━━ Data

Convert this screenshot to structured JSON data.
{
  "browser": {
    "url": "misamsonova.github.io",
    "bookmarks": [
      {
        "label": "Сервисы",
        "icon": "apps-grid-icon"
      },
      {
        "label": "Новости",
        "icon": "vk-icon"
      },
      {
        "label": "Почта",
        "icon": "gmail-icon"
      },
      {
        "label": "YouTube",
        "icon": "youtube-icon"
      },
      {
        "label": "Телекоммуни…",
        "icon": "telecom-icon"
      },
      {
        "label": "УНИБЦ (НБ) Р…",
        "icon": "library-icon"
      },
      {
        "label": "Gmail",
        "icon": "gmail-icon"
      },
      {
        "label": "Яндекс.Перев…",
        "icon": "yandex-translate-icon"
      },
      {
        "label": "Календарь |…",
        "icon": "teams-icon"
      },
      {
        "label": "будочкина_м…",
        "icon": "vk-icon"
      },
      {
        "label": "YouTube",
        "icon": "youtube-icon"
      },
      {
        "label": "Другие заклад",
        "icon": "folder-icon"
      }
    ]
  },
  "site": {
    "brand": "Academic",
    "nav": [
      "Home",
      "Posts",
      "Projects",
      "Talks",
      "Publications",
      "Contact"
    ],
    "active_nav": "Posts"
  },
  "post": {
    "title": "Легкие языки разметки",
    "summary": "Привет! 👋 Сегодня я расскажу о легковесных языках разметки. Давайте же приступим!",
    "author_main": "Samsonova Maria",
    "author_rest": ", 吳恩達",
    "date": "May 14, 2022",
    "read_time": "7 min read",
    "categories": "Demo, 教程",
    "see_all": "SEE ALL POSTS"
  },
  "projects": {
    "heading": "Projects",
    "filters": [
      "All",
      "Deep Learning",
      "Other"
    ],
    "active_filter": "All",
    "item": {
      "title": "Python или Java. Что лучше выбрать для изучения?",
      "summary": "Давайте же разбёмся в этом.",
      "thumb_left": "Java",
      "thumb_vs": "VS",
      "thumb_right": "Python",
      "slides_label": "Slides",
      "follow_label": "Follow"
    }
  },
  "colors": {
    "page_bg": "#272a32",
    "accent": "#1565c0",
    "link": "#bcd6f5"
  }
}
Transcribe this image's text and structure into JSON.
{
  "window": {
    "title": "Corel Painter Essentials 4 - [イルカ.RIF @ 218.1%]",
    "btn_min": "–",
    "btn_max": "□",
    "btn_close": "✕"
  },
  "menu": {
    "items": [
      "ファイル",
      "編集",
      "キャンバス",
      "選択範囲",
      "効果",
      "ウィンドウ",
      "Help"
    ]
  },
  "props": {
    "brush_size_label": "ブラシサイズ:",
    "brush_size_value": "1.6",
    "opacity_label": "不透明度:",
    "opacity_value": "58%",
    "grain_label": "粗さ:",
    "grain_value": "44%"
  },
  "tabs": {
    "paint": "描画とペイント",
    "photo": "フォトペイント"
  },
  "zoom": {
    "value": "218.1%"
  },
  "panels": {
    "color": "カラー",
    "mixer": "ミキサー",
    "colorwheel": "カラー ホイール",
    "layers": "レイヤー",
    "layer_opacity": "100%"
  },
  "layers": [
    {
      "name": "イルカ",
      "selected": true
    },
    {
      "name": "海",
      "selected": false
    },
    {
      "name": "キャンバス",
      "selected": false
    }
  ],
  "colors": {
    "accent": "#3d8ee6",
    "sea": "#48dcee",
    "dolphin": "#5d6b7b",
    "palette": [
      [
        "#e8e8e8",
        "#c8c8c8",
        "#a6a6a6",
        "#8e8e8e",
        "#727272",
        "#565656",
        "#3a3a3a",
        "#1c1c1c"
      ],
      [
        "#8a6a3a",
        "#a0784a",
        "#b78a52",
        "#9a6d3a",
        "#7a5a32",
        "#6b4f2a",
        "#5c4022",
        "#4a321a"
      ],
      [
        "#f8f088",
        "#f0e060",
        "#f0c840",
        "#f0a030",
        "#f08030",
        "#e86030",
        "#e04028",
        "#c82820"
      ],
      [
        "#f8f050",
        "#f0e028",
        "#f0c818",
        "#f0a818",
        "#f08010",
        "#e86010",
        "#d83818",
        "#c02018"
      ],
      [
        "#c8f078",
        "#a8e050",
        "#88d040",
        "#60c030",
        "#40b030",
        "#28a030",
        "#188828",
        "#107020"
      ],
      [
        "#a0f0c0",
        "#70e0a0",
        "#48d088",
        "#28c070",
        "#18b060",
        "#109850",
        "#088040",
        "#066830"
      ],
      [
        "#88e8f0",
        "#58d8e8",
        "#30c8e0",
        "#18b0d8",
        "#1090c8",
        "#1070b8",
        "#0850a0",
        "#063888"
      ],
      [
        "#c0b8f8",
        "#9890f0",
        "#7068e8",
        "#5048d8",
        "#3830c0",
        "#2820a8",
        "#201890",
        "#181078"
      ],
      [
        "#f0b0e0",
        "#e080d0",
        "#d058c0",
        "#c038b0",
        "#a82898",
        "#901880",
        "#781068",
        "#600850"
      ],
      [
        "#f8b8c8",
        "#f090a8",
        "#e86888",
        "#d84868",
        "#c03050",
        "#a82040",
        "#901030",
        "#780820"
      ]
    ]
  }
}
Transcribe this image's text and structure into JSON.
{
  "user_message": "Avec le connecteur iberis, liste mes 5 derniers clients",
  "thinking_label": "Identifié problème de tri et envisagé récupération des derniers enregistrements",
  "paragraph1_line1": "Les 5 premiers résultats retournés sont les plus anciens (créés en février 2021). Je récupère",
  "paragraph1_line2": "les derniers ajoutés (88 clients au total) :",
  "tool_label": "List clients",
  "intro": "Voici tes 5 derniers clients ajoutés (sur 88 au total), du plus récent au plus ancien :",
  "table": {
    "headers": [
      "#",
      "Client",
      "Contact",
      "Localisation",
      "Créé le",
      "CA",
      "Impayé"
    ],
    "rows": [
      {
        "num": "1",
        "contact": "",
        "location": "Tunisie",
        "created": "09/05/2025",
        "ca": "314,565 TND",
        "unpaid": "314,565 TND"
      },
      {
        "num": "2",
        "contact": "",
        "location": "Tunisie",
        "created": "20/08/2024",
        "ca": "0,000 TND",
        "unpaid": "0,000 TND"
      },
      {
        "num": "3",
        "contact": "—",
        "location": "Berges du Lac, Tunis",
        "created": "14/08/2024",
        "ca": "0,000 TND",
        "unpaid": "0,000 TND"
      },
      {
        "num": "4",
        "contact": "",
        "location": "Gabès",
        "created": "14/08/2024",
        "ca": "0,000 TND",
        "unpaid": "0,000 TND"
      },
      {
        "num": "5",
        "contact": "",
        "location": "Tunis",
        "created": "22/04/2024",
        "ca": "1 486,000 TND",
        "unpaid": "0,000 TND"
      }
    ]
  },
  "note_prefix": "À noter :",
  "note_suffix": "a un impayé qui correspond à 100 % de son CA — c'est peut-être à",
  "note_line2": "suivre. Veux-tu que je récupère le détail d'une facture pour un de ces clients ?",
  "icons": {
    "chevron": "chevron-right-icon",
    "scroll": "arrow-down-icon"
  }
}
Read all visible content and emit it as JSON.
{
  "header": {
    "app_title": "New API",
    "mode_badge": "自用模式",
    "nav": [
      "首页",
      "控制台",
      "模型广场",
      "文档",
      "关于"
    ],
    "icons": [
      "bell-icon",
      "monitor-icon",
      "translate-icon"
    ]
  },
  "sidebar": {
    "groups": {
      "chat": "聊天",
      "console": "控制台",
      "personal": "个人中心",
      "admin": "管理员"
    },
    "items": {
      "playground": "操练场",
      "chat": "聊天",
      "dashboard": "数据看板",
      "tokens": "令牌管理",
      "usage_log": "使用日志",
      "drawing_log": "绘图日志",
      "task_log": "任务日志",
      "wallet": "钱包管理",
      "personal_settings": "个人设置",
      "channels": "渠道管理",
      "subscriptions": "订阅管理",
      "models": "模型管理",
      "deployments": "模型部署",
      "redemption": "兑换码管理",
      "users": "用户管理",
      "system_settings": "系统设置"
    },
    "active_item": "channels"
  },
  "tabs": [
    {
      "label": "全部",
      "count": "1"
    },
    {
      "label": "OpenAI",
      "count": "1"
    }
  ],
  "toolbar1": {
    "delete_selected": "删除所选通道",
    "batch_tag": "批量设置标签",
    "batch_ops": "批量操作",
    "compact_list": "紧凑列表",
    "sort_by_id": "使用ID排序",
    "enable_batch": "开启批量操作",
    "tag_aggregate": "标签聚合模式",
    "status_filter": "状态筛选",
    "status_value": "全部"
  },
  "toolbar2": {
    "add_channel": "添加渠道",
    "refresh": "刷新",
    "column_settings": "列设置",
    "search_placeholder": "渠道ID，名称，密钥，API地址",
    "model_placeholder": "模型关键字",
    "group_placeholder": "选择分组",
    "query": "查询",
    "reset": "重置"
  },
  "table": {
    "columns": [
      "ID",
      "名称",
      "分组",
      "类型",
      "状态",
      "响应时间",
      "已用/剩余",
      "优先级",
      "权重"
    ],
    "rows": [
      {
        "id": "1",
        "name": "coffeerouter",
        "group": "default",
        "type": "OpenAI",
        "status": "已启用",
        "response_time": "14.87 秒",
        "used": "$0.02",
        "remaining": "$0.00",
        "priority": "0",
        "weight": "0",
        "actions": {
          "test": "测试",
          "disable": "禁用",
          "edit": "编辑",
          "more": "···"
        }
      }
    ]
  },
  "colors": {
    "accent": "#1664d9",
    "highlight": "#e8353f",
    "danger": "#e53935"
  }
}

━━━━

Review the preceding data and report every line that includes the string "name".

      "name": "イルカ",
      "name": "海",
      "name": "キャンバス",
        "name": "coffeerouter",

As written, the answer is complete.